The neighbouring farm, where I've been walking through the woods these past few weeks with Roxie our dog, is the one with the incredible old stone fencerows around the fields. Some of these are really carefully constructed dry stone walls, with vertical sides as high as 5 feet. At the edge of the woods is one of these old stone constructions, though it's only 2-3 feet high.
In the shade of the woods the boulders have grown a covering of moss, and it's easier to see at this time of year than after all the leaves come out.
I'm always amazed at the work the original farmers here must have done to build these without machinery. That granite boulder on top doesn't harbour moss the way all the limestone boulders do.
It runs in quite a straight line all the way across the back field of the farm, although the trees have grown out beyond the fence now, squeezing the edge of the field a little.
It always seems remarkable to me to come across this obviously man-made straight stone wall in the otherwise natural environment of the woods.
But of course there's lots of other things to see as well. One of my favourites are the ferns; a large patch of Ostrich Fern grows on the edge of a small woodland pond.
I'm not sure what these one are yet, though I suspect they will turn out to be Lady Fern.
And this is a tiny Sensitive Fern, just uncurling.

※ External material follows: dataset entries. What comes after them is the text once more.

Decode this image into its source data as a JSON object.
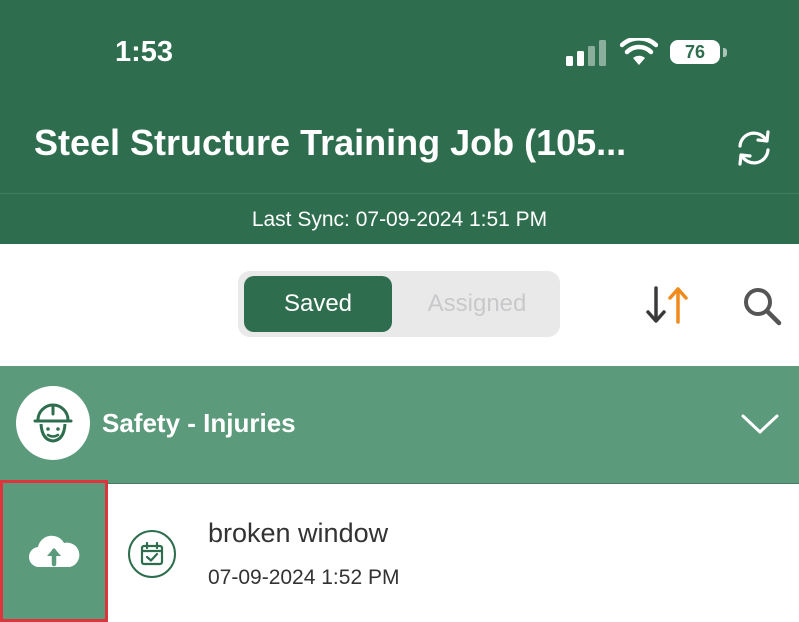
{
  "status_bar": {
    "time": "1:53",
    "battery": "76",
    "icons": [
      "signal-icon",
      "wifi-icon",
      "battery-icon"
    ]
  },
  "header": {
    "title": "Steel Structure Training Job (105...",
    "refresh_icon": "refresh-icon"
  },
  "sync": {
    "text": "Last Sync: 07-09-2024 1:51 PM"
  },
  "toolbar": {
    "segments": [
      "Saved",
      "Assigned"
    ],
    "selected": "Saved",
    "sort_icon": "sort-icon",
    "search_icon": "search-icon"
  },
  "section": {
    "title": "Safety - Injuries",
    "icon": "hardhat-worker-icon",
    "chevron": "chevron-down-icon"
  },
  "items": [
    {
      "title": "broken window",
      "date": "07-09-2024 1:52 PM",
      "upload_icon": "cloud-upload-icon",
      "type_icon": "calendar-check-icon"
    }
  ],
  "colors": {
    "primary_green": "#2e6e4e",
    "section_green": "#5b9a7b",
    "sort_accent": "#f08a1c",
    "highlight_border": "#e0343c"
  }
}
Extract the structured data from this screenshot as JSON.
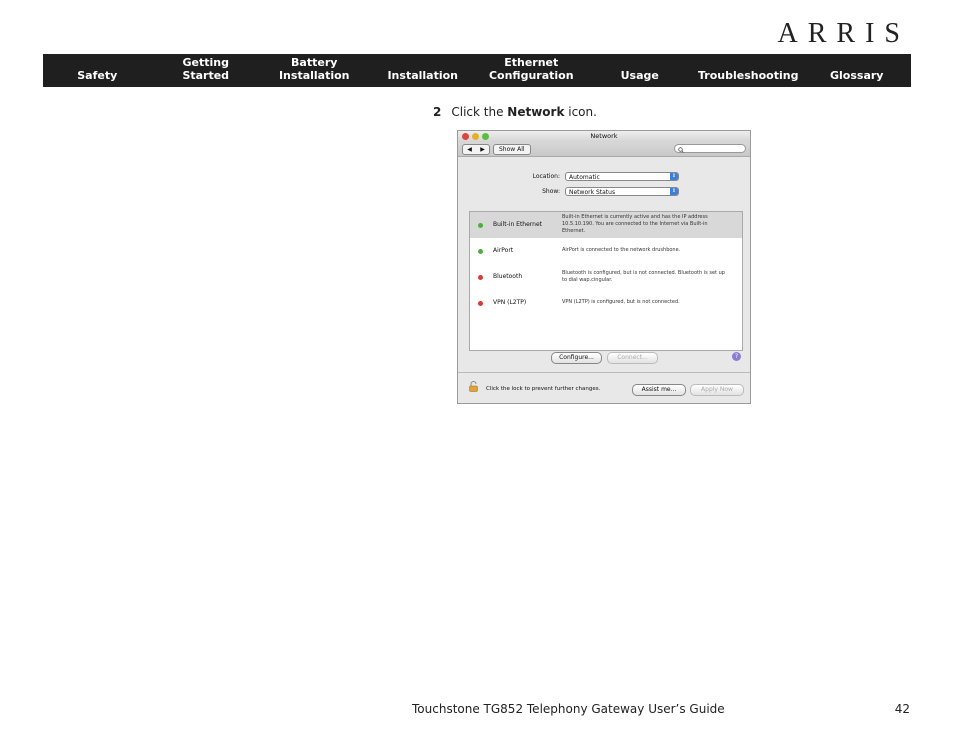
{
  "brand": {
    "logo_text": "ARRIS"
  },
  "nav": [
    {
      "label": "Safety"
    },
    {
      "label": "Getting\nStarted"
    },
    {
      "label": "Battery\nInstallation"
    },
    {
      "label": "Installation"
    },
    {
      "label": "Ethernet\nConfiguration"
    },
    {
      "label": "Usage"
    },
    {
      "label": "Troubleshooting"
    },
    {
      "label": "Glossary"
    }
  ],
  "step": {
    "number": "2",
    "text_before": "Click the ",
    "bold": "Network",
    "text_after": " icon."
  },
  "window": {
    "title": "Network",
    "nav_back": "◀",
    "nav_fwd": "▶",
    "show_all": "Show All",
    "search_icon": "magnifier-icon",
    "location_label": "Location:",
    "location_value": "Automatic",
    "show_label": "Show:",
    "show_value": "Network Status",
    "services": [
      {
        "name": "Built-in Ethernet",
        "status": "green",
        "desc": "Built-in Ethernet is currently active and has the IP address 10.5.10.190. You are connected to the Internet via Built-in Ethernet."
      },
      {
        "name": "AirPort",
        "status": "green",
        "desc": "AirPort is connected to the network drushbone."
      },
      {
        "name": "Bluetooth",
        "status": "red",
        "desc": "Bluetooth is configured, but is not connected. Bluetooth is set up to dial wap.cingular."
      },
      {
        "name": "VPN (L2TP)",
        "status": "red",
        "desc": "VPN (L2TP) is configured, but is not connected."
      }
    ],
    "configure_label": "Configure...",
    "connect_label": "Connect...",
    "help_label": "?",
    "lock_text": "Click the lock to prevent further changes.",
    "assist_label": "Assist me...",
    "apply_label": "Apply Now"
  },
  "colors": {
    "nav_bg": "#1f1f1f",
    "status_green": "#4caf3d",
    "status_red": "#d93a32"
  },
  "footer": {
    "title": "Touchstone TG852 Telephony Gateway User’s Guide",
    "page": "42"
  }
}
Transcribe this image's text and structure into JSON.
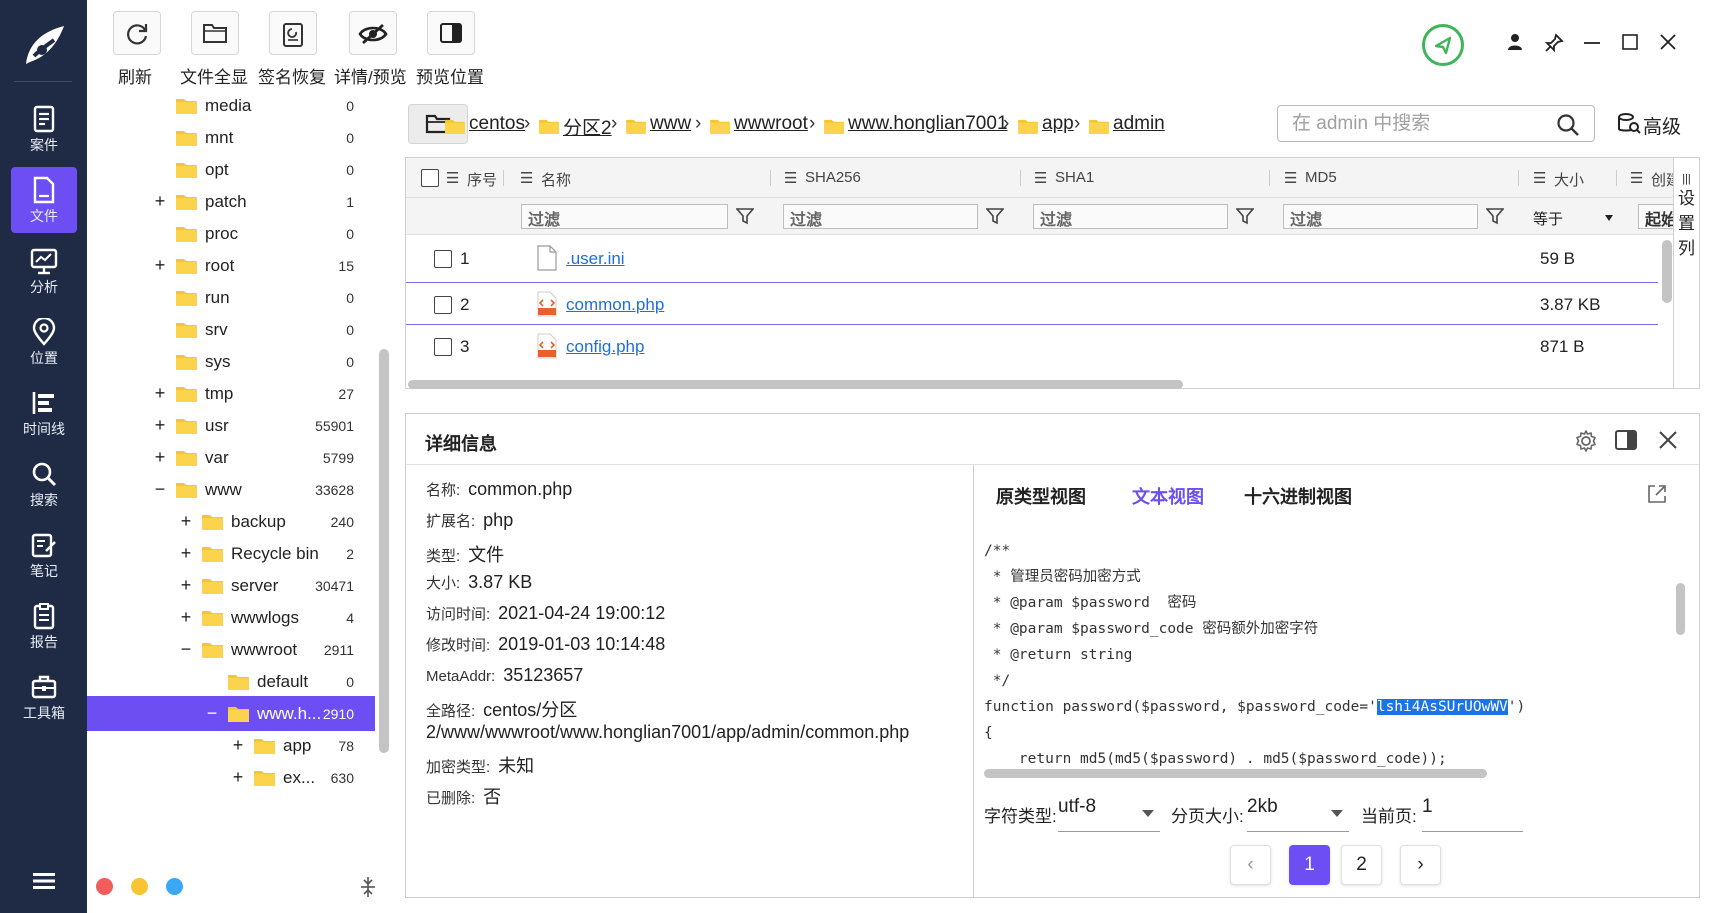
{
  "toolbar": {
    "refresh": "刷新",
    "file_all": "文件全显",
    "sig_restore": "签名恢复",
    "detail_preview": "详情/预览",
    "preview_pos": "预览位置"
  },
  "nav": {
    "case": "案件",
    "file": "文件",
    "analysis": "分析",
    "location": "位置",
    "timeline": "时间线",
    "search": "搜索",
    "notes": "笔记",
    "report": "报告",
    "toolbox": "工具箱"
  },
  "tree": [
    {
      "name": "media",
      "count": "0",
      "expand": ""
    },
    {
      "name": "mnt",
      "count": "0",
      "expand": ""
    },
    {
      "name": "opt",
      "count": "0",
      "expand": ""
    },
    {
      "name": "patch",
      "count": "1",
      "expand": "+"
    },
    {
      "name": "proc",
      "count": "0",
      "expand": ""
    },
    {
      "name": "root",
      "count": "15",
      "expand": "+"
    },
    {
      "name": "run",
      "count": "0",
      "expand": ""
    },
    {
      "name": "srv",
      "count": "0",
      "expand": ""
    },
    {
      "name": "sys",
      "count": "0",
      "expand": ""
    },
    {
      "name": "tmp",
      "count": "27",
      "expand": "+"
    },
    {
      "name": "usr",
      "count": "55901",
      "expand": "+"
    },
    {
      "name": "var",
      "count": "5799",
      "expand": "+"
    },
    {
      "name": "www",
      "count": "33628",
      "expand": "−"
    },
    {
      "name": "backup",
      "count": "240",
      "expand": "+"
    },
    {
      "name": "Recycle bin",
      "count": "2",
      "expand": "+"
    },
    {
      "name": "server",
      "count": "30471",
      "expand": "+"
    },
    {
      "name": "wwwlogs",
      "count": "4",
      "expand": "+"
    },
    {
      "name": "wwwroot",
      "count": "2911",
      "expand": "−"
    },
    {
      "name": "default",
      "count": "0",
      "expand": ""
    },
    {
      "name": "www.h...",
      "count": "2910",
      "expand": "−"
    },
    {
      "name": "app",
      "count": "78",
      "expand": "+"
    },
    {
      "name": "ex...",
      "count": "630",
      "expand": "+"
    }
  ],
  "breadcrumb": {
    "items": [
      "centos",
      "分区2",
      "www",
      "wwwroot",
      "www.honglian7001",
      "app",
      "admin"
    ],
    "sep": "›"
  },
  "search": {
    "placeholder": "在 admin 中搜索",
    "advanced": "高级"
  },
  "table": {
    "headers": {
      "seq": "序号",
      "name": "名称",
      "sha256": "SHA256",
      "sha1": "SHA1",
      "md5": "MD5",
      "size": "大小",
      "created": "创建"
    },
    "filter_placeholder": "过滤",
    "size_op": "等于",
    "start": "起始",
    "rows": [
      {
        "num": "1",
        "name": ".user.ini",
        "size": "59 B"
      },
      {
        "num": "2",
        "name": "common.php",
        "size": "3.87 KB"
      },
      {
        "num": "3",
        "name": "config.php",
        "size": "871 B"
      }
    ],
    "set_col": [
      "设",
      "置",
      "列"
    ]
  },
  "detail": {
    "title": "详细信息",
    "props": {
      "name_k": "名称:",
      "name_v": "common.php",
      "ext_k": "扩展名:",
      "ext_v": "php",
      "type_k": "类型:",
      "type_v": "文件",
      "size_k": "大小:",
      "size_v": "3.87 KB",
      "atime_k": "访问时间:",
      "atime_v": "2021-04-24 19:00:12",
      "mtime_k": "修改时间:",
      "mtime_v": "2019-01-03 10:14:48",
      "meta_k": "MetaAddr:",
      "meta_v": "35123657",
      "path_k": "全路径:",
      "path_v1": "centos/分区",
      "path_v2": "2/www/wwwroot/www.honglian7001/app/admin/common.php",
      "enc_k": "加密类型:",
      "enc_v": "未知",
      "del_k": "已删除:",
      "del_v": "否"
    },
    "tabs": {
      "original": "原类型视图",
      "text": "文本视图",
      "hex": "十六进制视图"
    },
    "code": {
      "l1": "/**",
      "l2": " * 管理员密码加密方式",
      "l3": " * @param $password  密码",
      "l4": " * @param $password_code 密码额外加密字符",
      "l5": " * @return string",
      "l6": " */",
      "l7a": "function password($password, $password_code='",
      "l7b": "lshi4AsSUrUOwWV",
      "l7c": "')",
      "l8": "{",
      "l9": "    return md5(md5($password) . md5($password_code));"
    },
    "options": {
      "charset_k": "字符类型:",
      "charset_v": "utf-8",
      "pagesize_k": "分页大小:",
      "pagesize_v": "2kb",
      "curpage_k": "当前页:",
      "curpage_v": "1"
    },
    "pages": [
      "1",
      "2"
    ]
  }
}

I made the mistake of sneaking close to the pond for a picture, and guess what the dog did! She had to stay outside for the day until she completely dried and the dirt could be brushed off. I went back the next day to try some pictures around the pond - without the dog!